What is being asked
Scan the material below, then work out how many of its lines contain the word "JSON"; reply with that number only.

The records

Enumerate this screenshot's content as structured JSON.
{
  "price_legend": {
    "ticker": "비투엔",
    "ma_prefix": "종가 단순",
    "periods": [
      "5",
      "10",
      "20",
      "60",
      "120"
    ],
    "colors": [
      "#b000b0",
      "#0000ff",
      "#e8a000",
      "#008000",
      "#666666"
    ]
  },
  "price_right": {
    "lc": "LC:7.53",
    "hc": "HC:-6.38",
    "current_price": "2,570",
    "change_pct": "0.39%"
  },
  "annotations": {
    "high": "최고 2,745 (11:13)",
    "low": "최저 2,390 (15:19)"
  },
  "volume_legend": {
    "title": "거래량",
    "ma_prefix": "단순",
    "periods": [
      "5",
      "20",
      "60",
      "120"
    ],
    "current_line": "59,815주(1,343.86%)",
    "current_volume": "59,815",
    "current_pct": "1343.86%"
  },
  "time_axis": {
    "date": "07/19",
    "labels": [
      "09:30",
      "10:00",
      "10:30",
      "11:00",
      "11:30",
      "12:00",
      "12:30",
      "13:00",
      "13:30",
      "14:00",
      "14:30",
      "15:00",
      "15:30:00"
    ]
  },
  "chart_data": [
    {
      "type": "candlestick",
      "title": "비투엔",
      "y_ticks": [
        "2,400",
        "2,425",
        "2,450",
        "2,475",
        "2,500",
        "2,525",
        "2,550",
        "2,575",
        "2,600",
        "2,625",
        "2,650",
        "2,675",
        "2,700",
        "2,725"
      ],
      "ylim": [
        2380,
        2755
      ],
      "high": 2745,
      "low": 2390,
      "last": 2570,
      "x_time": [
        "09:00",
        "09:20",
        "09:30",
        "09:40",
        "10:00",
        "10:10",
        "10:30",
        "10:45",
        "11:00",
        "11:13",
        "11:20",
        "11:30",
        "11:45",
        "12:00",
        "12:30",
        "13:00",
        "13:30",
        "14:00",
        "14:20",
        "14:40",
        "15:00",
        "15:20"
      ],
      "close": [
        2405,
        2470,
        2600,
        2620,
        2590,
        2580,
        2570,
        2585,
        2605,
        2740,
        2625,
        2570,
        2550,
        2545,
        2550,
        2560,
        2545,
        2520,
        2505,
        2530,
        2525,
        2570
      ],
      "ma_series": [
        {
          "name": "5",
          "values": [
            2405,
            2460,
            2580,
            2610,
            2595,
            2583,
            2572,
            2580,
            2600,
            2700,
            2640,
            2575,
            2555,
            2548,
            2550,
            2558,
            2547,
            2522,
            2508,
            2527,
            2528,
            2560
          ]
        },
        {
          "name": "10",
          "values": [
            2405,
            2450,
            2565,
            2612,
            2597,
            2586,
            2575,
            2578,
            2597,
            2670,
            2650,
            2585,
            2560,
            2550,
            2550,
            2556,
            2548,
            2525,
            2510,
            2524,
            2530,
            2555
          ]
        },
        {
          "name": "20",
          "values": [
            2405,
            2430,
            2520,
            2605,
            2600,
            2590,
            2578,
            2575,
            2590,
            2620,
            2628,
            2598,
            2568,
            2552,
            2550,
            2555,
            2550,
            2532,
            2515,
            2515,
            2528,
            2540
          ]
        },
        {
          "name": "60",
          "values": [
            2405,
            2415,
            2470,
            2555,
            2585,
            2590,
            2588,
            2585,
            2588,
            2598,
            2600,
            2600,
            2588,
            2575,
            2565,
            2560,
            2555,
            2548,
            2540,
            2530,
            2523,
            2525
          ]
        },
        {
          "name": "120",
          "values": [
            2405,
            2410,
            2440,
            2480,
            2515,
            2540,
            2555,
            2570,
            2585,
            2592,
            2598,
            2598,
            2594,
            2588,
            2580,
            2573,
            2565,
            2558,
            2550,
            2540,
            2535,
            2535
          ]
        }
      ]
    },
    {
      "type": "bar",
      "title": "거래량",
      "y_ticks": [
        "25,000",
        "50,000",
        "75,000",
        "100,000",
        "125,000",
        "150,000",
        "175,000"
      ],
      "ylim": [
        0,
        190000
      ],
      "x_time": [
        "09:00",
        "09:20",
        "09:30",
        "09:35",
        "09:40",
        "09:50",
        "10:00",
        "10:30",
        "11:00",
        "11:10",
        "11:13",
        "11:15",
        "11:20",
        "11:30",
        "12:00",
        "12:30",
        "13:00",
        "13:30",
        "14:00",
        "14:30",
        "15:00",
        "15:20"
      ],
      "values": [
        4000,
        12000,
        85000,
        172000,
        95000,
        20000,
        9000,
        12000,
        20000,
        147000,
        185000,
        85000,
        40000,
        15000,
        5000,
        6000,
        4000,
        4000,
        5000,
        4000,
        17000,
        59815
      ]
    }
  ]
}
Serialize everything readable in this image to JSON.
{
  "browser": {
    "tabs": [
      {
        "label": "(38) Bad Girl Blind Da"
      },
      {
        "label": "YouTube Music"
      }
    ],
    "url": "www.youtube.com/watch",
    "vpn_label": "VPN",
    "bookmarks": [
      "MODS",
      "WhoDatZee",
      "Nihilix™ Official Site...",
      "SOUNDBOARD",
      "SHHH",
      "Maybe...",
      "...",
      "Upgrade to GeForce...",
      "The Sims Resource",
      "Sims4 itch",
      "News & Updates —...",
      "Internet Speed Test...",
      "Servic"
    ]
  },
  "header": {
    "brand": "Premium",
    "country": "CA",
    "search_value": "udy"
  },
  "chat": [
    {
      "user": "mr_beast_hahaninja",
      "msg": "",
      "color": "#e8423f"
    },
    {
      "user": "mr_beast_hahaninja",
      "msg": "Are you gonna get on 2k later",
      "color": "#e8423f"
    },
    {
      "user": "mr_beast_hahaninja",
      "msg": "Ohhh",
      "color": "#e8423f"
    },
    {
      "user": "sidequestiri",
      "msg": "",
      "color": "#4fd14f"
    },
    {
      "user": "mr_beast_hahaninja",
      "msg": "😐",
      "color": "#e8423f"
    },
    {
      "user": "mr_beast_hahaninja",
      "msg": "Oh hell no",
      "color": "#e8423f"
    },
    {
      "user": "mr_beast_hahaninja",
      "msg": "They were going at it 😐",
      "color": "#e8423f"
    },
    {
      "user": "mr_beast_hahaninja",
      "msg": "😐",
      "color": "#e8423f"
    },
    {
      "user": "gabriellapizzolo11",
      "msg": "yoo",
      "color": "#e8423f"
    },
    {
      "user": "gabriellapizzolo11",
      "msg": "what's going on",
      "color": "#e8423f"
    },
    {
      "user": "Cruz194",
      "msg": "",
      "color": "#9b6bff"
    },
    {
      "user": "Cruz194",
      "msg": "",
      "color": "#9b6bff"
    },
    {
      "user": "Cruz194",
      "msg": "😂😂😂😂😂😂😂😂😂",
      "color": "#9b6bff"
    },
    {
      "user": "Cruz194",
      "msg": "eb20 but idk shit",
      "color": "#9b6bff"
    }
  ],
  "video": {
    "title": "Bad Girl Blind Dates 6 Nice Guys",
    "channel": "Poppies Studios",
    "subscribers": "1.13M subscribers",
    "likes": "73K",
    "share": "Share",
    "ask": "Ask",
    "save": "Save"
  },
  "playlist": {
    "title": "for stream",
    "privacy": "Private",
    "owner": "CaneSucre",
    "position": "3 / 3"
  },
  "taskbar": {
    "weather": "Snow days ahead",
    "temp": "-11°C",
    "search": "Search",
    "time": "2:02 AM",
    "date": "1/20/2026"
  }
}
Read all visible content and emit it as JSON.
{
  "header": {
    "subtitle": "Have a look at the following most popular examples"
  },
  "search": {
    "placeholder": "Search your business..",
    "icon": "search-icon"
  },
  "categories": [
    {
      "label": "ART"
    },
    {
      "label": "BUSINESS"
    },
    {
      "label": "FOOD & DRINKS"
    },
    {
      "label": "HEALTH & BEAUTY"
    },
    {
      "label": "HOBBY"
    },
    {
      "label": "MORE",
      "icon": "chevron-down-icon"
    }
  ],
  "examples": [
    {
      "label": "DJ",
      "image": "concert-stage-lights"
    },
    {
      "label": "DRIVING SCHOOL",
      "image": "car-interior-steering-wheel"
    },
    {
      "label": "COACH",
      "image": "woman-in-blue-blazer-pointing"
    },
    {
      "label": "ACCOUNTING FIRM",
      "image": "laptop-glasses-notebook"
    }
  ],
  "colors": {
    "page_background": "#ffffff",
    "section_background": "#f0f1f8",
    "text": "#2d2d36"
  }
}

Result of the task
3